  • Sure, tech companies will do anything to get ahead, but can you imagine anything more humiliating to someone as competitive as the CEO of ABC company as looking as if you’re not as smart as the other guy? Nothing is worth that when you are a competitive tech geek. (Possible visual storytelling aid to accompany: text callouts coupled with the CEO photo openly demeaning the intelligence of the opposition)

army-of-jesus-russian-facebook-ads-visual-persuasion-trial-lawyer.jpg

 


2. Army of Jesus:
Here, the Russians have exploited the religious beliefs of their Facebook targets to build more division between voters. Common fallacies include that the enemy of one's enemy is their friend and a friend of my enemy is my enemy. This ad exploits those fallacies and obviously sides with a religious figure important to most of the targeted conservative religious voters.

Focusing on good vs. evil is certainly a tool that works in the courtroom – of course without the appeal to religion. If your narrative can arguably position your client as the good actor, it’s right and useful to incorporate this into your narrative. That’s true if you are the car company that has always made the environment part of your focus, the inventor organization in a dispute over intellectual property rights, or the developer of a life-saving drug that has helped enormous numbers of people.

I find that our opposition, typically another large company like our clients, rarely focuses on making their organization appear to be the good actor. This surprises me. If you can convince your jury that your client is the good actor starting with the opening statement, the jury will naturally begin to filter evidence through this lens.

The fundamentals of storytelling tell us that there is typically a protagonist and an antagonist and jurors will try to determine who's who from the earliest moments of the case.
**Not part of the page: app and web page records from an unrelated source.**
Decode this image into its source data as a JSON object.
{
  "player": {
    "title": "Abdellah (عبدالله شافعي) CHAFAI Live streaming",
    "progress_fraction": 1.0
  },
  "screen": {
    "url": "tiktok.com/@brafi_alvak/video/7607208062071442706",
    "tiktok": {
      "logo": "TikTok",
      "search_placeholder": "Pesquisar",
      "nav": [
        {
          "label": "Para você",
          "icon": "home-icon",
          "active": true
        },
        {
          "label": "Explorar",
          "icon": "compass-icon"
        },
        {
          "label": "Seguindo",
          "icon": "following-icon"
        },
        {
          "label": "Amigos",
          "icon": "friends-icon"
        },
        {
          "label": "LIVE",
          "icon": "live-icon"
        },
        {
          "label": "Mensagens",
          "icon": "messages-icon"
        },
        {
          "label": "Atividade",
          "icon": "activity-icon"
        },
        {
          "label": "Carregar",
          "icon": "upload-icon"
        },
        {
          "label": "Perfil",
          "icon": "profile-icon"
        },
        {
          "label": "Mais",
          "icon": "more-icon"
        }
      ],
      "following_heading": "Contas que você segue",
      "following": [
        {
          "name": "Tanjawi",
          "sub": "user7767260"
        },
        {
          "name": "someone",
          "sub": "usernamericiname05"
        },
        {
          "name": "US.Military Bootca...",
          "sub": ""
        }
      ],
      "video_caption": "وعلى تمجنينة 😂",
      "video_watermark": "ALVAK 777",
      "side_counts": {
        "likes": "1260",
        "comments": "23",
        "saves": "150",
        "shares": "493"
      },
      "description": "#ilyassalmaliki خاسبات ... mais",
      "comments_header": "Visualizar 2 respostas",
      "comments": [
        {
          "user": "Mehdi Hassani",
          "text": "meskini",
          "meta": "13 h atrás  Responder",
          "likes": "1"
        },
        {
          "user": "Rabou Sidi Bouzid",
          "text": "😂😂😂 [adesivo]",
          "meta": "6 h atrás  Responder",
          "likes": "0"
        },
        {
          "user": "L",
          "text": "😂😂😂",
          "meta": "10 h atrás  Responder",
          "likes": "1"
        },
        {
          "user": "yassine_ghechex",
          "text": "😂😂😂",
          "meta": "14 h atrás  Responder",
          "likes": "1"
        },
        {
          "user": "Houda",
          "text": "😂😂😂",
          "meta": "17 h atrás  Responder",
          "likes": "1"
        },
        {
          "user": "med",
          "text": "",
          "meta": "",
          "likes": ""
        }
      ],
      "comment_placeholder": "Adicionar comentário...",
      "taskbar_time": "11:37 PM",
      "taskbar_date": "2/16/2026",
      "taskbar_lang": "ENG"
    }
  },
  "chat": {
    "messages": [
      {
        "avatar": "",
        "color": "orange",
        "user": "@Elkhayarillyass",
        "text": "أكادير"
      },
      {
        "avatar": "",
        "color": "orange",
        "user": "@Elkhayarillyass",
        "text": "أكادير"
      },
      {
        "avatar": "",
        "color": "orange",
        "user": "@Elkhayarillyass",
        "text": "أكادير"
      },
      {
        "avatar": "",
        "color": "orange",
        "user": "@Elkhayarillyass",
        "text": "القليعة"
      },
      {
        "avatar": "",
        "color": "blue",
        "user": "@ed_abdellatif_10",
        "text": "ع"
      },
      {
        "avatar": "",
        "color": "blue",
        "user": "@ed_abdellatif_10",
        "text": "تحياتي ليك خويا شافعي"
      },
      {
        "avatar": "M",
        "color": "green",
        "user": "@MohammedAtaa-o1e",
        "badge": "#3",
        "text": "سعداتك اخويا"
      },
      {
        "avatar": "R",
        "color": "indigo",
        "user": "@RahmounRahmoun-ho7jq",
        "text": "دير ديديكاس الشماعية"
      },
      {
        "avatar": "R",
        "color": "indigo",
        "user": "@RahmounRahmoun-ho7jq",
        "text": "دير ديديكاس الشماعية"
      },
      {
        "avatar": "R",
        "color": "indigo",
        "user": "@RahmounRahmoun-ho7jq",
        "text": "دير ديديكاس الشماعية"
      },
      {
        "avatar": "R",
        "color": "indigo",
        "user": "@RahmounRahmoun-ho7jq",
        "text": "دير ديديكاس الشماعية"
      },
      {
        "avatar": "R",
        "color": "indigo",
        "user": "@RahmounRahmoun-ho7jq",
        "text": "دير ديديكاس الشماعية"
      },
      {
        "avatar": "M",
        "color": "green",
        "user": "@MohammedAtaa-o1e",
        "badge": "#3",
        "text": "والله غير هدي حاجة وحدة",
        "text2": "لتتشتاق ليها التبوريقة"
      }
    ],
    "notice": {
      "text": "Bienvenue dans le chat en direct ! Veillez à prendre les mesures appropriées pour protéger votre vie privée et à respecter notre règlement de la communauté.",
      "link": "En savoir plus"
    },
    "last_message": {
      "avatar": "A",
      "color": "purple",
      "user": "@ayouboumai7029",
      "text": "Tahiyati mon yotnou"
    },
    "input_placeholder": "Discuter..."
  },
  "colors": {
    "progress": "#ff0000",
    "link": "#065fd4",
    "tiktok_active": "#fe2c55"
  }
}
When visualizing that we are the good actor, we often focus on humanizing the company. Show the humble roots of the founder. Show photos of the first office. Show a montage of community focused efforts in the jurisdiction.

 

 

russian-ads.jpg3. Local Pride/Anti-Outsiders: There are many Russian Facebook ads that were anti-immigration. Mostly they are so patently offensive that I didn't feel right about re-publishing them. Here’s one from Secured Borders, a Russian front, that's somewhat less offensive than the rest.

Commonly, being part of the local scene serves a litigant well. I've never seen touting one's local roots backfire when done by one of our clients. The only times I’ve seen lines crossed and work against the lawyers are when anti-foreign biases are exploited in tech cases. You see this sort of approach attempted most often in EDTX in patent cases. That's how, by the way, Marshall, Texas has been the recipient of the Samsung ice rink near the courthouse and Houston sees Toshiba sponsor the local livestock show.
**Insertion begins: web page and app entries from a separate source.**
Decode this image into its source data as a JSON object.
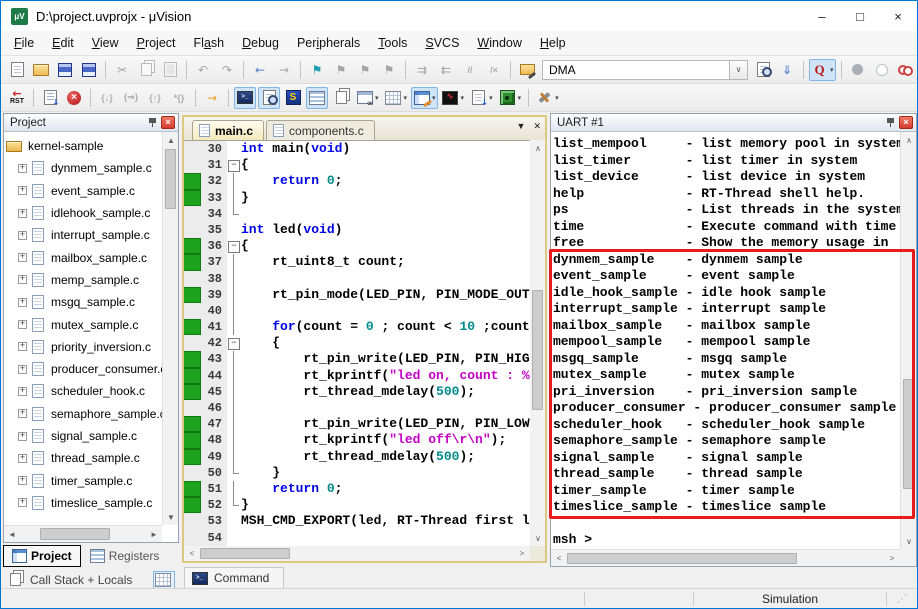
{
  "theme": {
    "accent": "#0076d7",
    "green": "#1ea21e",
    "kw": "#0000e8",
    "num": "#008b8b",
    "str": "#c400c4"
  },
  "window": {
    "title": "D:\\project.uvprojx - μVision",
    "icon_label": "μV",
    "minimize": "–",
    "maximize": "□",
    "close": "×"
  },
  "menu": {
    "items": [
      {
        "label": "File",
        "u": 0
      },
      {
        "label": "Edit",
        "u": 0
      },
      {
        "label": "View",
        "u": 0
      },
      {
        "label": "Project",
        "u": 0
      },
      {
        "label": "Flash",
        "u": 2
      },
      {
        "label": "Debug",
        "u": 0
      },
      {
        "label": "Peripherals",
        "u": 3
      },
      {
        "label": "Tools",
        "u": 0
      },
      {
        "label": "SVCS",
        "u": 0
      },
      {
        "label": "Window",
        "u": 0
      },
      {
        "label": "Help",
        "u": 0
      }
    ]
  },
  "toolbar1": {
    "combo_value": "DMA",
    "items": [
      {
        "name": "new-file-icon",
        "kind": "page"
      },
      {
        "name": "open-folder-icon",
        "kind": "folder"
      },
      {
        "name": "save-icon",
        "kind": "floppy"
      },
      {
        "name": "save-all-icon",
        "kind": "floppy2"
      },
      {
        "sep": true
      },
      {
        "name": "cut-icon",
        "kind": "glyph",
        "glyph": "✂",
        "dim": true
      },
      {
        "name": "copy-icon",
        "kind": "pages",
        "dim": true
      },
      {
        "name": "paste-icon",
        "kind": "clipboard",
        "dim": true
      },
      {
        "sep": true
      },
      {
        "name": "undo-icon",
        "kind": "glyph",
        "glyph": "↶",
        "dim": true
      },
      {
        "name": "redo-icon",
        "kind": "glyph",
        "glyph": "↷",
        "dim": true
      },
      {
        "sep": true
      },
      {
        "name": "navigate-back-icon",
        "kind": "glyph",
        "glyph": "←",
        "color": "#4f81c2"
      },
      {
        "name": "navigate-forward-icon",
        "kind": "glyph",
        "glyph": "→",
        "dim": true
      },
      {
        "sep": true
      },
      {
        "name": "bookmark-icon",
        "kind": "glyph",
        "glyph": "⚑",
        "color": "#1d9fae"
      },
      {
        "name": "bookmark-prev-icon",
        "kind": "glyph",
        "glyph": "⚑",
        "dim": true
      },
      {
        "name": "bookmark-next-icon",
        "kind": "glyph",
        "glyph": "⚑",
        "dim": true
      },
      {
        "name": "bookmark-clear-icon",
        "kind": "glyph",
        "glyph": "⚑",
        "dim": true
      },
      {
        "sep": true
      },
      {
        "name": "indent-icon",
        "kind": "glyph",
        "glyph": "⇉",
        "dim": true
      },
      {
        "name": "unindent-icon",
        "kind": "glyph",
        "glyph": "⇇",
        "dim": true
      },
      {
        "name": "comment-icon",
        "kind": "txt",
        "text": "//",
        "dim": true
      },
      {
        "name": "uncomment-icon",
        "kind": "txt",
        "text": "/×",
        "dim": true
      },
      {
        "sep": true
      },
      {
        "name": "flash-config-icon",
        "kind": "folderpen"
      },
      {
        "combo": true,
        "name": "flash-target-combo"
      },
      {
        "name": "find-in-files-icon",
        "kind": "pagefind2"
      },
      {
        "name": "incremental-find-icon",
        "kind": "glyph",
        "glyph": "⇓",
        "color": "#3a6fd0"
      },
      {
        "sep": true
      },
      {
        "name": "find-icon",
        "kind": "qsearch",
        "hl": true,
        "caret": true
      },
      {
        "sep": true
      },
      {
        "name": "insert-breakpoint-icon",
        "kind": "circle-gray"
      },
      {
        "name": "enable-breakpoint-icon",
        "kind": "circle-hollow"
      },
      {
        "name": "disable-all-breakpoints-icon",
        "kind": "donut2"
      },
      {
        "name": "kill-all-breakpoints-icon",
        "kind": "donutx"
      },
      {
        "sep": true
      },
      {
        "spacer": true
      },
      {
        "name": "project-window-icon",
        "kind": "winlist",
        "hl": true
      }
    ]
  },
  "toolbar2": {
    "items": [
      {
        "name": "reset-icon",
        "kind": "rst"
      },
      {
        "sep": true
      },
      {
        "name": "run-icon",
        "kind": "runlist"
      },
      {
        "name": "stop-icon",
        "kind": "stopx"
      },
      {
        "sep": true
      },
      {
        "name": "step-icon",
        "kind": "txt",
        "text": "{↓}",
        "dim": true
      },
      {
        "name": "step-over-icon",
        "kind": "txt",
        "text": "{⇒}",
        "dim": true
      },
      {
        "name": "step-out-icon",
        "kind": "txt",
        "text": "{↑}",
        "dim": true
      },
      {
        "name": "run-to-cursor-icon",
        "kind": "txt",
        "text": "*{}",
        "dim": true
      },
      {
        "sep": true
      },
      {
        "name": "show-next-statement-icon",
        "kind": "glyph",
        "glyph": "→",
        "color": "#e8a020"
      },
      {
        "sep": true
      },
      {
        "name": "command-window-icon",
        "kind": "term",
        "hl": true
      },
      {
        "name": "disassembly-window-icon",
        "kind": "pagefind",
        "hl": true
      },
      {
        "name": "symbol-window-icon",
        "kind": "sbox"
      },
      {
        "name": "registers-window-icon",
        "kind": "gridlines",
        "hl": true
      },
      {
        "name": "call-stack-window-icon",
        "kind": "pages"
      },
      {
        "name": "watch-window-icon",
        "kind": "watch",
        "caret": true
      },
      {
        "name": "memory-window-icon",
        "kind": "grid",
        "caret": true
      },
      {
        "name": "serial-window-icon",
        "kind": "winpen",
        "hl": true,
        "caret": true
      },
      {
        "name": "analysis-window-icon",
        "kind": "wave",
        "caret": true
      },
      {
        "name": "trace-window-icon",
        "kind": "pagedown",
        "caret": true
      },
      {
        "name": "system-viewer-icon",
        "kind": "chip",
        "caret": true
      },
      {
        "sep": true
      },
      {
        "name": "toolbox-icon",
        "kind": "tools",
        "caret": true
      }
    ]
  },
  "project_panel": {
    "title": "Project",
    "root": "kernel-sample",
    "files": [
      "dynmem_sample.c",
      "event_sample.c",
      "idlehook_sample.c",
      "interrupt_sample.c",
      "mailbox_sample.c",
      "memp_sample.c",
      "msgq_sample.c",
      "mutex_sample.c",
      "priority_inversion.c",
      "producer_consumer.c",
      "scheduler_hook.c",
      "semaphore_sample.c",
      "signal_sample.c",
      "thread_sample.c",
      "timer_sample.c",
      "timeslice_sample.c"
    ]
  },
  "editor": {
    "tabs": [
      {
        "label": "main.c",
        "active": true
      },
      {
        "label": "components.c",
        "active": false
      }
    ],
    "lines": [
      {
        "n": 30,
        "fold": "",
        "segs": [
          {
            "t": "int",
            "c": "k"
          },
          {
            "t": " main("
          },
          {
            "t": "void",
            "c": "k"
          },
          {
            "t": ")"
          }
        ]
      },
      {
        "n": 31,
        "fold": "b",
        "segs": [
          {
            "t": "{"
          }
        ]
      },
      {
        "n": 32,
        "g": true,
        "fold": "v",
        "segs": [
          {
            "t": "    "
          },
          {
            "t": "return",
            "c": "k"
          },
          {
            "t": " "
          },
          {
            "t": "0",
            "c": "n"
          },
          {
            "t": ";"
          }
        ]
      },
      {
        "n": 33,
        "g": true,
        "fold": "v",
        "segs": [
          {
            "t": "}"
          }
        ]
      },
      {
        "n": 34,
        "fold": "e",
        "segs": []
      },
      {
        "n": 35,
        "fold": "",
        "segs": [
          {
            "t": "int",
            "c": "k"
          },
          {
            "t": " led("
          },
          {
            "t": "void",
            "c": "k"
          },
          {
            "t": ")"
          }
        ]
      },
      {
        "n": 36,
        "g": true,
        "fold": "b",
        "segs": [
          {
            "t": "{"
          }
        ]
      },
      {
        "n": 37,
        "g": true,
        "fold": "v",
        "segs": [
          {
            "t": "    rt_uint8_t count;"
          }
        ]
      },
      {
        "n": 38,
        "fold": "v",
        "segs": []
      },
      {
        "n": 39,
        "g": true,
        "fold": "v",
        "segs": [
          {
            "t": "    rt_pin_mode(LED_PIN, PIN_MODE_OUTPUT);"
          }
        ]
      },
      {
        "n": 40,
        "fold": "v",
        "segs": []
      },
      {
        "n": 41,
        "g": true,
        "fold": "v",
        "segs": [
          {
            "t": "    "
          },
          {
            "t": "for",
            "c": "k"
          },
          {
            "t": "(count = "
          },
          {
            "t": "0",
            "c": "n"
          },
          {
            "t": " ; count < "
          },
          {
            "t": "10",
            "c": "n"
          },
          {
            "t": " ;count++)"
          }
        ]
      },
      {
        "n": 42,
        "fold": "b",
        "segs": [
          {
            "t": "    {"
          }
        ]
      },
      {
        "n": 43,
        "g": true,
        "fold": "v",
        "segs": [
          {
            "t": "        rt_pin_write(LED_PIN, PIN_HIGH);"
          }
        ]
      },
      {
        "n": 44,
        "g": true,
        "fold": "v",
        "segs": [
          {
            "t": "        rt_kprintf("
          },
          {
            "t": "\"led on, count : %d\\r\\n\"",
            "c": "s"
          },
          {
            "t": ", count);"
          }
        ]
      },
      {
        "n": 45,
        "g": true,
        "fold": "v",
        "segs": [
          {
            "t": "        rt_thread_mdelay("
          },
          {
            "t": "500",
            "c": "n"
          },
          {
            "t": ");"
          }
        ]
      },
      {
        "n": 46,
        "fold": "v",
        "segs": []
      },
      {
        "n": 47,
        "g": true,
        "fold": "v",
        "segs": [
          {
            "t": "        rt_pin_write(LED_PIN, PIN_LOW);"
          }
        ]
      },
      {
        "n": 48,
        "g": true,
        "fold": "v",
        "segs": [
          {
            "t": "        rt_kprintf("
          },
          {
            "t": "\"led off\\r\\n\"",
            "c": "s"
          },
          {
            "t": ");"
          }
        ]
      },
      {
        "n": 49,
        "g": true,
        "fold": "v",
        "segs": [
          {
            "t": "        rt_thread_mdelay("
          },
          {
            "t": "500",
            "c": "n"
          },
          {
            "t": ");"
          }
        ]
      },
      {
        "n": 50,
        "fold": "e",
        "segs": [
          {
            "t": "    }"
          }
        ]
      },
      {
        "n": 51,
        "g": true,
        "fold": "v",
        "segs": [
          {
            "t": "    "
          },
          {
            "t": "return",
            "c": "k"
          },
          {
            "t": " "
          },
          {
            "t": "0",
            "c": "n"
          },
          {
            "t": ";"
          }
        ]
      },
      {
        "n": 52,
        "g": true,
        "fold": "e",
        "segs": [
          {
            "t": "}"
          }
        ]
      },
      {
        "n": 53,
        "fold": "",
        "segs": [
          {
            "t": "MSH_CMD_EXPORT(led, RT-Thread first led sample);"
          }
        ]
      },
      {
        "n": 54,
        "fold": "",
        "segs": []
      }
    ]
  },
  "uart": {
    "title": "UART #1",
    "lines": [
      "list_mempool     - list memory pool in system",
      "list_timer       - list timer in system",
      "list_device      - list device in system",
      "help             - RT-Thread shell help.",
      "ps               - List threads in the system",
      "time             - Execute command with time",
      "free             - Show the memory usage in",
      "dynmem_sample    - dynmem sample",
      "event_sample     - event sample",
      "idle_hook_sample - idle hook sample",
      "interrupt_sample - interrupt sample",
      "mailbox_sample   - mailbox sample",
      "mempool_sample   - mempool sample",
      "msgq_sample      - msgq sample",
      "mutex_sample     - mutex sample",
      "pri_inversion    - pri_inversion sample",
      "producer_consumer - producer_consumer sample",
      "scheduler_hook   - scheduler_hook sample",
      "semaphore_sample - semaphore sample",
      "signal_sample    - signal sample",
      "thread_sample    - thread sample",
      "timer_sample     - timer sample",
      "timeslice_sample - timeslice sample",
      "",
      "msh >"
    ]
  },
  "bottom": {
    "project_tab": "Project",
    "registers_tab": "Registers",
    "callstack_label": "Call Stack + Locals",
    "command_tab": "Command"
  },
  "statusbar": {
    "text": "Simulation"
  }
}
Bottom line, if you are the local company and companies from outside the jurisdiction are attacking you, use it. Be careful to strike the right balance, however. If you appear to be a xenophobe like the Russians masqueraded to be, you will lose credibility and the hearts and minds of your factfinders.

Instead, show on a map how close headquarters is to the courthouse. Show photos of the building everyone associates with the company. Show the classic drone photo of the entire staff outside the factory nearby. Show the signature trucks everyone is used to seeing driving on local roads.

Twenty years ago, many were skeptical that visual aids used during trial made messages more memorable, more understandable, or more persuasive. Now, looking back at the Russian Facebook ad onslaught, we can see that advanced psyops organizations are far ahead of many trial lawyers when it comes to the power of visual storytelling and visual persuasion. So next time you are headed to trial or need to persuade any audience for that matter, find a visual persuasion expert to help you enhance your message. You too will be more likely to come out ahead when your audience's votes are cast.

 

Other free A2L articles and resources focused on visual storytelling, visual persuasion, and using pictures to change the minds of those in the courtroom include:

persuasive storytelling for litigators trial webinar free

 

Leave a Comment